At 9 years old, Marley Dias was frustrated with the lack of books available in her school that represented her or her friends. So in 2015, she launched the campaign #1000BlackGirlBooks to get more diverse books into schools. She has collected and distributed over 13,000 books. According to her site the now 16-year-old hasn’t slowed down though. She was The 2021 Ambassador of National Educational Association (NEA) Read Across America, is the host and Executive Producer of Netflix’s Bookmarks: Celebrating Black Voices, and published her own book Marley Dias Gets It Done: And So Can You!. Her and her parents created a database of books to aid educators and families in finding diverse books. She has won many awards, including being the youngest member of the Forbes 30 under 30. Even with all the growth, she hasn’t forgotten what started it all. She told Bustle that “One of the most inspiring parts has been to witness the change happen in my old school.”
Yande Banda, an 18-year-old from Zambia, is the Co-Chairperson of Transform Education. She is an activist for girl’s education, girl’s rights, gender equality, sustainability, and giving youth a seat at the table to make a difference. Her passion has helped her earn a seat at the table as the youngest member of the Adolescent Girls’ Advisory Council. According to Women of the World, Yande co-authored an open letter, that gained over 60,000 signatures, to social media companies to end online harassment, particularly of women and girls. This resulted in social media policy changes. Yande has been invited to speak at meetings with several global leaders. She is passionate about driving more funding for girl activists and the work they do, as girls like her are our future that will drive the world to change for the better.
Fifteen-year-old Khloe Thompson wanted to make a difference in her community from the time she was 8 years old. According to Points of Light, “After seeing women and families living on the street in her native Irvine, California, she knew she wanted to help.” She started Khloe Kares, to help women experiencing homelessness. She works with other community partners to distribute Kare Bags filled with supplies and resources to help homeless members in the community. Her organization has delivered over 5,000 Kare Bags. She finds other local opportunities to give, like hosting birthday parties for homeless children. She doesn’t stop in her community though, she supports a rural school in Ghana with projects like adding a water pump and bathroom facilities. To expand her reach, she has a leadership program that teaches other youth how to build confidence and their own business that can make a difference.
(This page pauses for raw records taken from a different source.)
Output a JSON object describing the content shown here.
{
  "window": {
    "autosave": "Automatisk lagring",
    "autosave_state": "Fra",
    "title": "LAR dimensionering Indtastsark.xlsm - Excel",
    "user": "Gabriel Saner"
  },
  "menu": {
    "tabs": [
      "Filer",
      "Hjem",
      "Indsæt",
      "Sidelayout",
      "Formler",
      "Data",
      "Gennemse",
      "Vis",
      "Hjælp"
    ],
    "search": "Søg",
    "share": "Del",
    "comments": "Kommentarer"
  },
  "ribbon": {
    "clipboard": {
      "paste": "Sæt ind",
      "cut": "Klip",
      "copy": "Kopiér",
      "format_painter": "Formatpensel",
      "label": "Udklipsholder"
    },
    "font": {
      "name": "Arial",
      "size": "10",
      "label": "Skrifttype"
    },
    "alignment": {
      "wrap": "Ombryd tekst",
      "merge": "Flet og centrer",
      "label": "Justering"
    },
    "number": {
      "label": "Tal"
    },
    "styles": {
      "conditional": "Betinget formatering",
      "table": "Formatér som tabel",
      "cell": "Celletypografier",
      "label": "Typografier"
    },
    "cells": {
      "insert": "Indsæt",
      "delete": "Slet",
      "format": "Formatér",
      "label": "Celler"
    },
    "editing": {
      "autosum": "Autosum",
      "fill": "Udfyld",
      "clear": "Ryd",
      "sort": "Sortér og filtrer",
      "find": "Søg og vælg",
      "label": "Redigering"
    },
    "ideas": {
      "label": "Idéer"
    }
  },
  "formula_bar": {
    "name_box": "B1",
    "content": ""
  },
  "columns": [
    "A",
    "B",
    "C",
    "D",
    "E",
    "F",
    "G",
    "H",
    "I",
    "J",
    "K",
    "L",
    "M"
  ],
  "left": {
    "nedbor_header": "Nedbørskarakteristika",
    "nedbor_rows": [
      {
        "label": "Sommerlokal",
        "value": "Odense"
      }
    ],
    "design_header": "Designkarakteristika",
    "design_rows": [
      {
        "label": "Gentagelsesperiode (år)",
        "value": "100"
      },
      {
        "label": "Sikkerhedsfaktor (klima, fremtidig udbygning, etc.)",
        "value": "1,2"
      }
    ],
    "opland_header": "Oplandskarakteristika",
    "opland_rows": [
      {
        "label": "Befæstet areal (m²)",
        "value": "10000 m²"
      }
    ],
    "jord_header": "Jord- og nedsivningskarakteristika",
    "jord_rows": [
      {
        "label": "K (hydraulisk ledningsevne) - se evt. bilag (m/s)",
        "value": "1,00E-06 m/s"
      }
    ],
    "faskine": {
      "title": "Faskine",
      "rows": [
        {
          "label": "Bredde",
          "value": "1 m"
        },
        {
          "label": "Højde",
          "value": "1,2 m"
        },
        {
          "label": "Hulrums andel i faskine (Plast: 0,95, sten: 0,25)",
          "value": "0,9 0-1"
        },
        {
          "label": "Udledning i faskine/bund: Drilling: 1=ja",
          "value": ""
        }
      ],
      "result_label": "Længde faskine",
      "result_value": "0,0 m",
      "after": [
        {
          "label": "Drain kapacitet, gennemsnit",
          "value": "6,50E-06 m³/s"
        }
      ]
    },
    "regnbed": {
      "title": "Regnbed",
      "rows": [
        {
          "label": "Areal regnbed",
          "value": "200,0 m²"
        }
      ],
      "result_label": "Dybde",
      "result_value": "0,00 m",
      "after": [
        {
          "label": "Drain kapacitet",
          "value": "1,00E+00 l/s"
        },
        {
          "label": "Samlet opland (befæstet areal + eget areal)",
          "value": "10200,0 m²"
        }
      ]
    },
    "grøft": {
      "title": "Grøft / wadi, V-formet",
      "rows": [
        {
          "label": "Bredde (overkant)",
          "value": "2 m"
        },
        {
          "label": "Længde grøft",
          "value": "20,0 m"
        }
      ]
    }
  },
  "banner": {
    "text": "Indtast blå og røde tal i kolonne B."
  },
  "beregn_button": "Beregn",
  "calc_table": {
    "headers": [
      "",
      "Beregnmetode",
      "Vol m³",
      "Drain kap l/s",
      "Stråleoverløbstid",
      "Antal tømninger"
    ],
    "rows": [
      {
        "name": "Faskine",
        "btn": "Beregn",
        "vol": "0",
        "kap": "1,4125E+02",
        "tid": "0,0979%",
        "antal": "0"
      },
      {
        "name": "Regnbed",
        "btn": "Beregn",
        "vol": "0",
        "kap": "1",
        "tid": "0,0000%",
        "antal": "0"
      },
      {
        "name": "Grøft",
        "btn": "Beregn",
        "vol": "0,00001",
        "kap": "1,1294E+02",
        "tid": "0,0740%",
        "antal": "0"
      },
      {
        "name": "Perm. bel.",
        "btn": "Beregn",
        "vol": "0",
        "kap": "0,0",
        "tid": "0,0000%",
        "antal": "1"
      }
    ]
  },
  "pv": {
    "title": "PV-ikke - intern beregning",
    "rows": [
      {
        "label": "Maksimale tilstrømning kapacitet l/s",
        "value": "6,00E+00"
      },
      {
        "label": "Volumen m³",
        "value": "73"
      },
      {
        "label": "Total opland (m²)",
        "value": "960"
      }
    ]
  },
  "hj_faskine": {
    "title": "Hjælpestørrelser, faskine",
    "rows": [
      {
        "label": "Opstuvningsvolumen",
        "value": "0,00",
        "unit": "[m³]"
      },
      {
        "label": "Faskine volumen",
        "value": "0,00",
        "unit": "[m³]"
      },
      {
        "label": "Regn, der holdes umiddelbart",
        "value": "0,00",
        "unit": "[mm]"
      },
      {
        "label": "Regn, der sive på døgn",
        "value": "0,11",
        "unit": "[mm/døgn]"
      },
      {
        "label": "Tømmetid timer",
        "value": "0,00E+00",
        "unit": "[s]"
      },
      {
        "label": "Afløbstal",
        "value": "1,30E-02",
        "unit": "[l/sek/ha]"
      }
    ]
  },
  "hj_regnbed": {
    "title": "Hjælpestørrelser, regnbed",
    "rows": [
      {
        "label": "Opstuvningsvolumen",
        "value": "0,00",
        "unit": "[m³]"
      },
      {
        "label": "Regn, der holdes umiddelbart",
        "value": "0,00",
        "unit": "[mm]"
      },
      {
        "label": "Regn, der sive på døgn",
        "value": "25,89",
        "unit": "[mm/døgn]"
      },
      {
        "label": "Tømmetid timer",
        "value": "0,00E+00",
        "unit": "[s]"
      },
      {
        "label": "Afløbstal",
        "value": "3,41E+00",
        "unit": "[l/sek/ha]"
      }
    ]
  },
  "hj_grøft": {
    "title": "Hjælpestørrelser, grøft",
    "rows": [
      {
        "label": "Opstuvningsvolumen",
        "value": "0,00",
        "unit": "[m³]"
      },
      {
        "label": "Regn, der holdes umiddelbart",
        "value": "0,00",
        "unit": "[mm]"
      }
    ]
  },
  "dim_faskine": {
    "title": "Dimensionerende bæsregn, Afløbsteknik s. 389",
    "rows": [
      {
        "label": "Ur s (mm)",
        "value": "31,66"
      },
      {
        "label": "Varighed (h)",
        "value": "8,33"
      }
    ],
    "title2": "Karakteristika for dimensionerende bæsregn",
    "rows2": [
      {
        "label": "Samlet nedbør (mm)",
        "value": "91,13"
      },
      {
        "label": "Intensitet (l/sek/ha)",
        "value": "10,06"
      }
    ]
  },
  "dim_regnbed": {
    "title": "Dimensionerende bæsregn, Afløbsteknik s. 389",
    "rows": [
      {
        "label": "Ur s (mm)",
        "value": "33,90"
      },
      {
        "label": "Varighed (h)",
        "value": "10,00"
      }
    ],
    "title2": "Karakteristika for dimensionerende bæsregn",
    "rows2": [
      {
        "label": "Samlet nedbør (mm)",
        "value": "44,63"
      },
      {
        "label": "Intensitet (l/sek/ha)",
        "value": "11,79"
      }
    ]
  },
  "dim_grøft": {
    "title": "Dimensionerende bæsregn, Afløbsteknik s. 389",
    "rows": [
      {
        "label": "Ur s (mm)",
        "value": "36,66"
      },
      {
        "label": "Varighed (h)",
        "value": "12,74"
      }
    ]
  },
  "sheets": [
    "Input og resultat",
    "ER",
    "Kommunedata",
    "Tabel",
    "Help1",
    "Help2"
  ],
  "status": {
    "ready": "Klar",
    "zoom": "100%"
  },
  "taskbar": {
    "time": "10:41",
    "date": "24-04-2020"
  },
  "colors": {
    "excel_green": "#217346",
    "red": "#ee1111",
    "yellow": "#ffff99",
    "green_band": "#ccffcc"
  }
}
At 8-years-old, Emaan Danish Khan became known as one of the youngest ecopreneurs when she launched a book and a doll named Fizza, who helps protect the environment. Her first start came when she was accepted as the youngest mentee at Climate Launchpad for ideas like upcycling toys and using the money she earned to plant trees. The now 10-year-old from Pakistan delivers climate talks for schools, universities, and corporations to inspire them to do more to protect the planet. She continues her education efforts with Emaanz Peekabo, a site developed in partnership with Earth Warrior Pakistan, that provides stories, courses, and eco-friendly toys to inspire the youth of Pakistan to be fighters for the environment. With leaders like Emaan, we can be sure more youth will care for and protect our planet.